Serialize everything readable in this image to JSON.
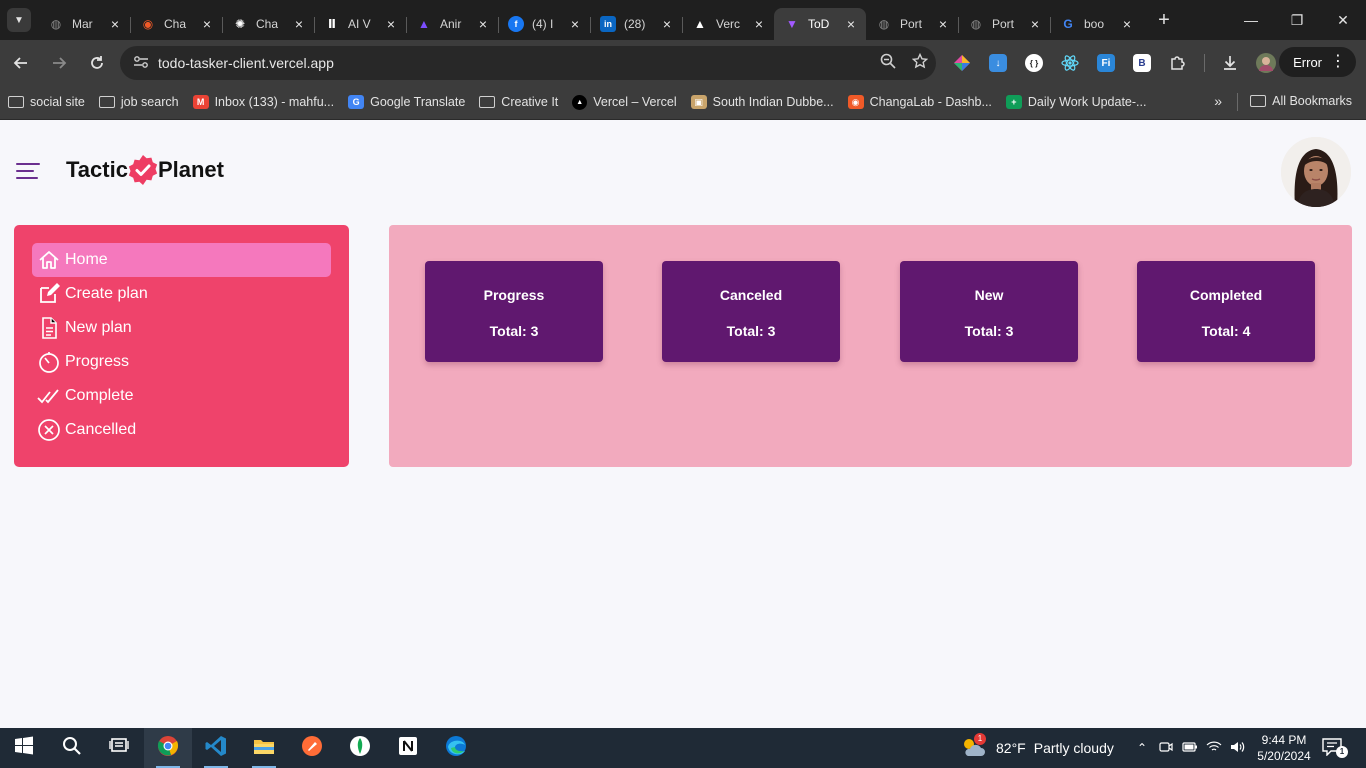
{
  "browser": {
    "tabs": [
      {
        "title": "Mar",
        "icon": "globe-icon",
        "color": "#8a8a8a",
        "active": false
      },
      {
        "title": "Cha",
        "icon": "changalab-icon",
        "color": "#f05a28",
        "active": false
      },
      {
        "title": "Cha",
        "icon": "chatgpt-icon",
        "color": "#ffffff",
        "active": false
      },
      {
        "title": "AI V",
        "icon": "ai-tool-icon",
        "color": "#ffffff",
        "active": false
      },
      {
        "title": "Anir",
        "icon": "anim-icon",
        "color": "#7c4dff",
        "active": false
      },
      {
        "title": "(4) I",
        "icon": "facebook-icon",
        "color": "#1877f2",
        "active": false
      },
      {
        "title": "(28)",
        "icon": "linkedin-icon",
        "color": "#0a66c2",
        "active": false
      },
      {
        "title": "Verc",
        "icon": "vercel-icon",
        "color": "#ffffff",
        "active": false
      },
      {
        "title": "ToD",
        "icon": "vite-icon",
        "color": "#a259ff",
        "active": true
      },
      {
        "title": "Port",
        "icon": "globe-icon",
        "color": "#8a8a8a",
        "active": false
      },
      {
        "title": "Port",
        "icon": "globe-icon",
        "color": "#8a8a8a",
        "active": false
      },
      {
        "title": "boo",
        "icon": "google-icon",
        "color": "#4285f4",
        "active": false
      }
    ],
    "url": "todo-tasker-client.vercel.app",
    "error_label": "Error",
    "bookmarks": [
      {
        "label": "social site",
        "icon": "folder-icon",
        "type": "folder"
      },
      {
        "label": "job search",
        "icon": "folder-icon",
        "type": "folder"
      },
      {
        "label": "Inbox (133) - mahfu...",
        "icon": "gmail-icon",
        "type": "site",
        "color": "#ea4335"
      },
      {
        "label": "Google Translate",
        "icon": "translate-icon",
        "type": "site",
        "color": "#4285f4"
      },
      {
        "label": "Creative It",
        "icon": "folder-icon",
        "type": "folder"
      },
      {
        "label": "Vercel – Vercel",
        "icon": "vercel-icon",
        "type": "site",
        "color": "#000000"
      },
      {
        "label": "South Indian Dubbe...",
        "icon": "movie-icon",
        "type": "site",
        "color": "#c9a46b"
      },
      {
        "label": "ChangaLab - Dashb...",
        "icon": "changalab-icon",
        "type": "site",
        "color": "#f05a28"
      },
      {
        "label": "Daily Work Update-...",
        "icon": "sheets-icon",
        "type": "site",
        "color": "#0f9d58"
      }
    ],
    "all_bookmarks_label": "All Bookmarks"
  },
  "app": {
    "brand_left": "Tactic",
    "brand_right": "Planet",
    "sidebar": [
      {
        "label": "Home",
        "icon": "home-icon",
        "active": true
      },
      {
        "label": "Create plan",
        "icon": "edit-icon",
        "active": false
      },
      {
        "label": "New plan",
        "icon": "document-icon",
        "active": false
      },
      {
        "label": "Progress",
        "icon": "timer-icon",
        "active": false
      },
      {
        "label": "Complete",
        "icon": "double-check-icon",
        "active": false
      },
      {
        "label": "Cancelled",
        "icon": "x-circle-icon",
        "active": false
      }
    ],
    "cards": [
      {
        "title": "Progress",
        "total": "Total: 3"
      },
      {
        "title": "Canceled",
        "total": "Total: 3"
      },
      {
        "title": "New",
        "total": "Total: 3"
      },
      {
        "title": "Completed",
        "total": "Total: 4"
      }
    ],
    "colors": {
      "sidebar_bg": "#ef436b",
      "sidebar_active": "#f578bd",
      "board_bg": "#f2aabe",
      "card_bg": "#60186f",
      "accent": "#6b2f8f"
    }
  },
  "taskbar": {
    "apps": [
      {
        "name": "start",
        "icon": "windows-icon"
      },
      {
        "name": "search",
        "icon": "search-icon"
      },
      {
        "name": "task-view",
        "icon": "task-view-icon"
      },
      {
        "name": "chrome",
        "icon": "chrome-icon",
        "active": true
      },
      {
        "name": "vscode",
        "icon": "vscode-icon",
        "running": true
      },
      {
        "name": "file-explorer",
        "icon": "folder-icon",
        "running": true
      },
      {
        "name": "postman",
        "icon": "postman-icon"
      },
      {
        "name": "mongodb-compass",
        "icon": "mongodb-icon"
      },
      {
        "name": "notion",
        "icon": "notion-icon"
      },
      {
        "name": "edge",
        "icon": "edge-icon"
      }
    ],
    "weather_badge": "1",
    "temperature": "82°F",
    "weather": "Partly cloudy",
    "time": "9:44 PM",
    "date": "5/20/2024",
    "notification_count": "1"
  }
}
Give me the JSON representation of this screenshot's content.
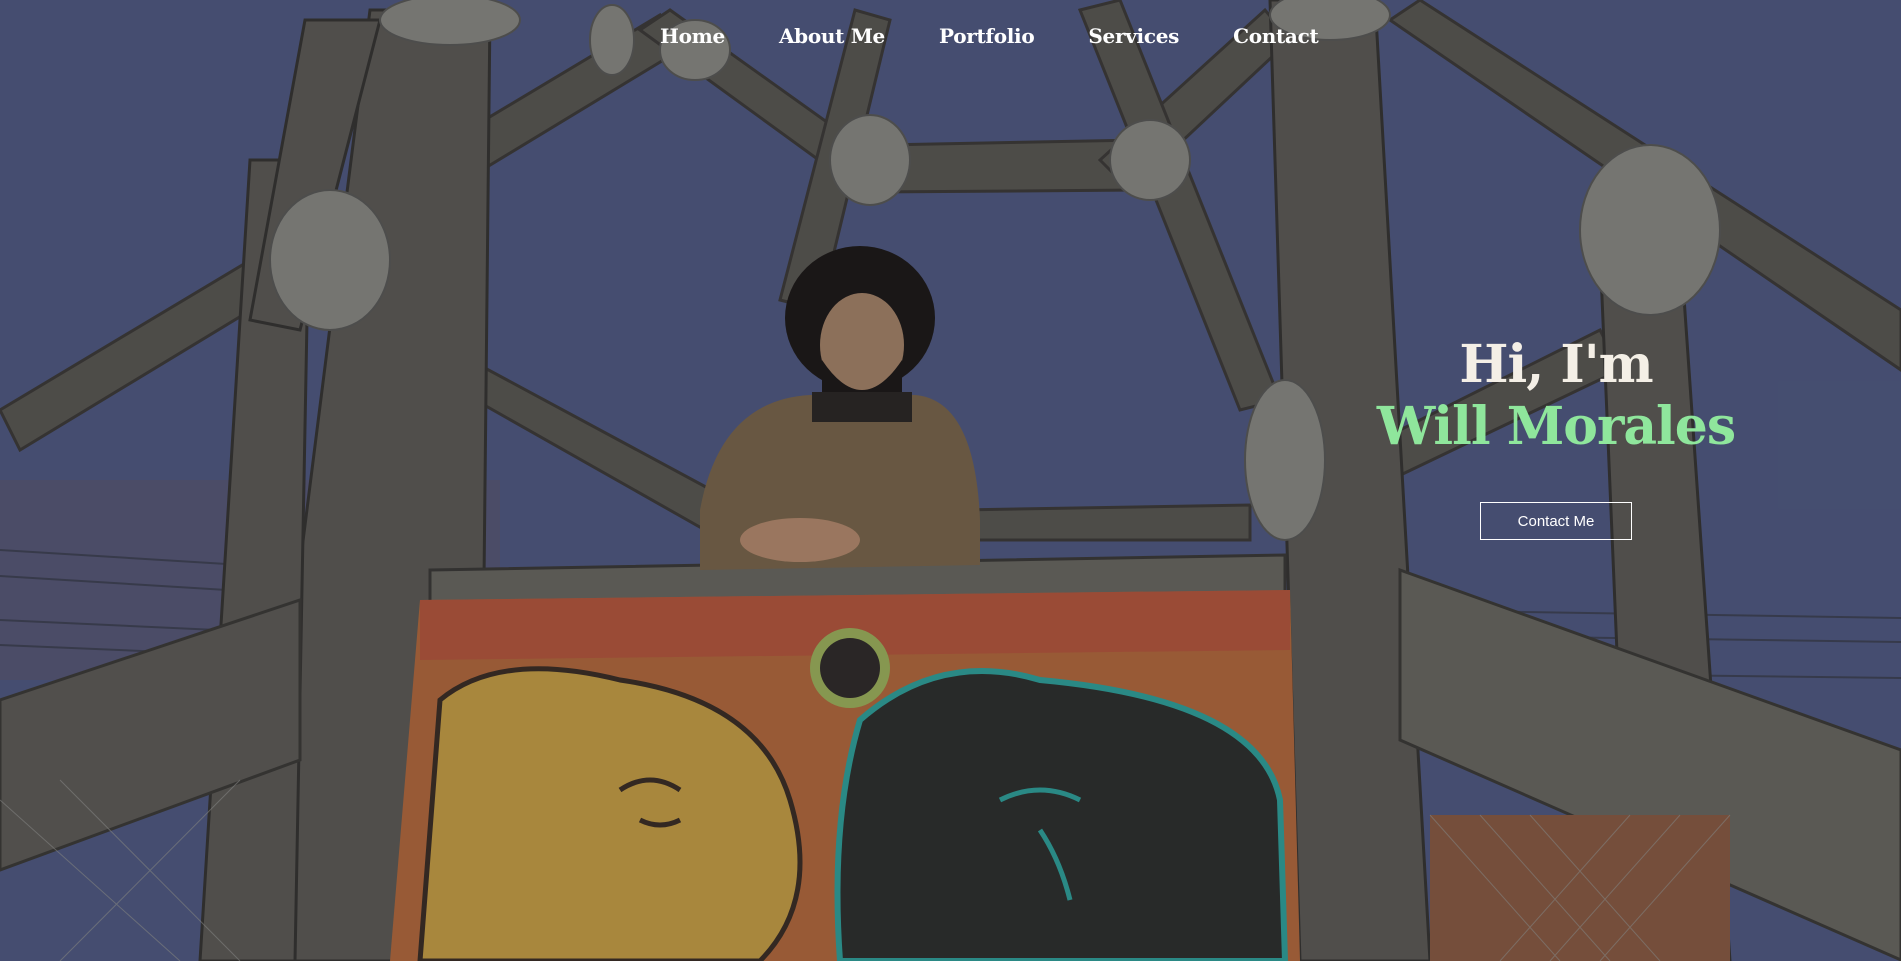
{
  "nav": {
    "items": [
      {
        "label": "Home"
      },
      {
        "label": "About Me"
      },
      {
        "label": "Portfolio"
      },
      {
        "label": "Services"
      },
      {
        "label": "Contact"
      }
    ]
  },
  "hero": {
    "greeting": "Hi, I'm",
    "name": "Will Morales",
    "cta_label": "Contact Me",
    "name_color": "#8fe69c",
    "background_image": "man-on-wooden-rope-tower-photo"
  }
}
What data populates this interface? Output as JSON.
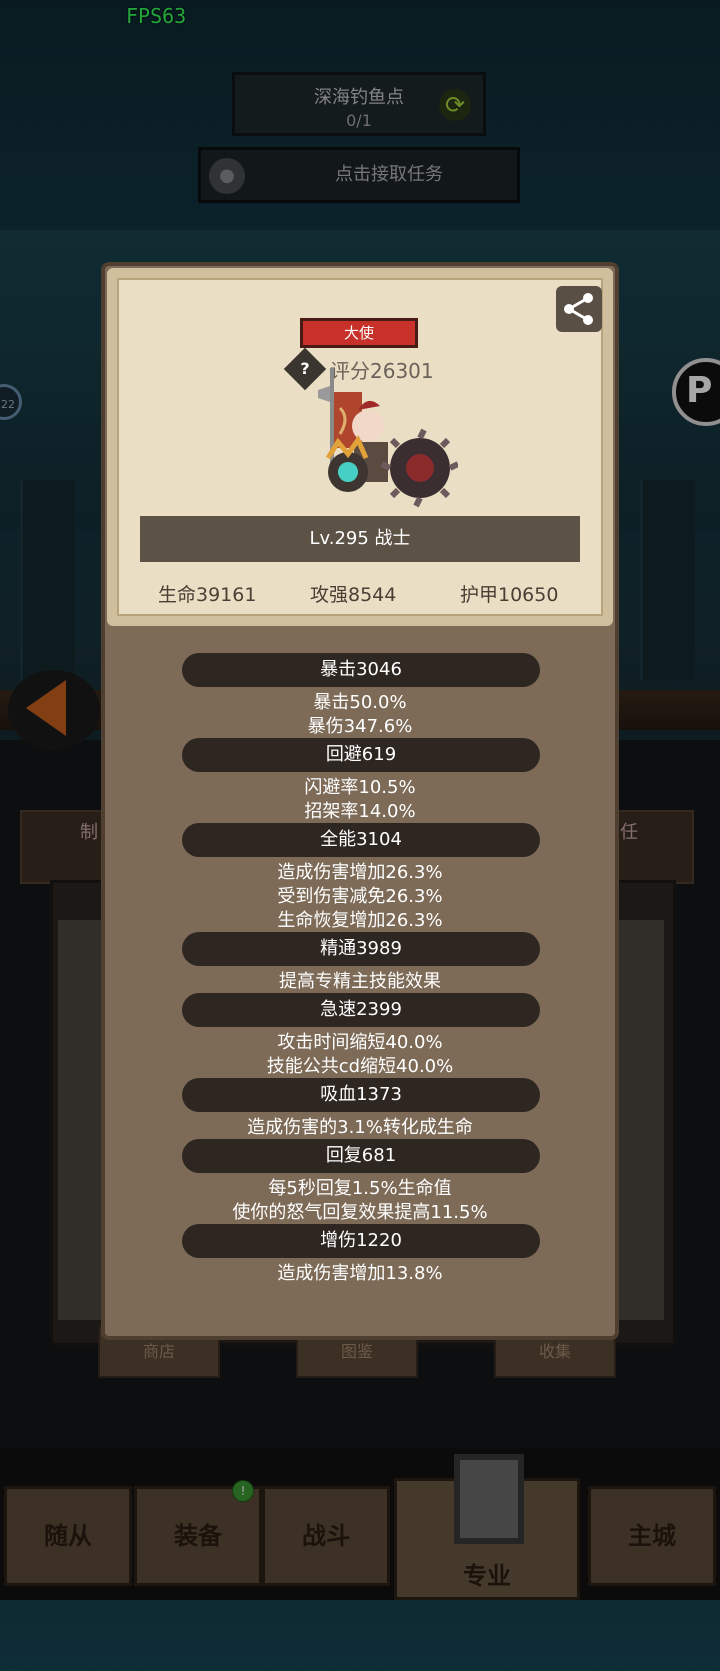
{
  "fps": "FPS63",
  "task": {
    "name": "深海钓鱼点",
    "progress": "0/1",
    "accept_label": "点击接取任务"
  },
  "background": {
    "side_badge": "22",
    "side_letter": "P",
    "tabs": [
      "制",
      "任"
    ],
    "buttons": [
      "商店",
      "图鉴",
      "收集"
    ]
  },
  "nav": {
    "items": [
      "随从",
      "装备",
      "战斗",
      "专业",
      "主城"
    ],
    "active": "专业",
    "badge": "!"
  },
  "card": {
    "title_badge": "大使",
    "score": "评分26301",
    "level": "Lv.295 战士",
    "base_stats": {
      "hp": "生命39161",
      "attack": "攻强8544",
      "armor": "护甲10650"
    }
  },
  "stats": [
    {
      "head": "暴击3046",
      "lines": [
        "暴击50.0%",
        "暴伤347.6%"
      ]
    },
    {
      "head": "回避619",
      "lines": [
        "闪避率10.5%",
        "招架率14.0%"
      ]
    },
    {
      "head": "全能3104",
      "lines": [
        "造成伤害增加26.3%",
        "受到伤害减免26.3%",
        "生命恢复增加26.3%"
      ]
    },
    {
      "head": "精通3989",
      "lines": [
        "提高专精主技能效果"
      ]
    },
    {
      "head": "急速2399",
      "lines": [
        "攻击时间缩短40.0%",
        "技能公共cd缩短40.0%"
      ]
    },
    {
      "head": "吸血1373",
      "lines": [
        "造成伤害的3.1%转化成生命"
      ]
    },
    {
      "head": "回复681",
      "lines": [
        "每5秒回复1.5%生命值",
        "使你的怒气回复效果提高11.5%"
      ]
    },
    {
      "head": "增伤1220",
      "lines": [
        "造成伤害增加13.8%"
      ]
    }
  ],
  "colors": {
    "badge_red": "#c8312a",
    "panel": "#7d6b58",
    "card": "#eadfc4",
    "fps_green": "#37ff5a"
  }
}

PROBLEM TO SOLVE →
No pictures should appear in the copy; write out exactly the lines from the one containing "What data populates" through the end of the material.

REPLY →
What data populates this interface? Output as JSON.
{
  "fps": "FPS63",
  "task": {
    "name": "深海钓鱼点",
    "progress": "0/1",
    "accept_label": "点击接取任务"
  },
  "background": {
    "side_badge": "22",
    "side_letter": "P",
    "tabs": [
      "制",
      "任"
    ],
    "buttons": [
      "商店",
      "图鉴",
      "收集"
    ]
  },
  "nav": {
    "items": [
      "随从",
      "装备",
      "战斗",
      "专业",
      "主城"
    ],
    "active": "专业",
    "badge": "!"
  },
  "card": {
    "title_badge": "大使",
    "score": "评分26301",
    "level": "Lv.295 战士",
    "base_stats": {
      "hp": "生命39161",
      "attack": "攻强8544",
      "armor": "护甲10650"
    }
  },
  "stats": [
    {
      "head": "暴击3046",
      "lines": [
        "暴击50.0%",
        "暴伤347.6%"
      ]
    },
    {
      "head": "回避619",
      "lines": [
        "闪避率10.5%",
        "招架率14.0%"
      ]
    },
    {
      "head": "全能3104",
      "lines": [
        "造成伤害增加26.3%",
        "受到伤害减免26.3%",
        "生命恢复增加26.3%"
      ]
    },
    {
      "head": "精通3989",
      "lines": [
        "提高专精主技能效果"
      ]
    },
    {
      "head": "急速2399",
      "lines": [
        "攻击时间缩短40.0%",
        "技能公共cd缩短40.0%"
      ]
    },
    {
      "head": "吸血1373",
      "lines": [
        "造成伤害的3.1%转化成生命"
      ]
    },
    {
      "head": "回复681",
      "lines": [
        "每5秒回复1.5%生命值",
        "使你的怒气回复效果提高11.5%"
      ]
    },
    {
      "head": "增伤1220",
      "lines": [
        "造成伤害增加13.8%"
      ]
    }
  ],
  "colors": {
    "badge_red": "#c8312a",
    "panel": "#7d6b58",
    "card": "#eadfc4",
    "fps_green": "#37ff5a"
  }
}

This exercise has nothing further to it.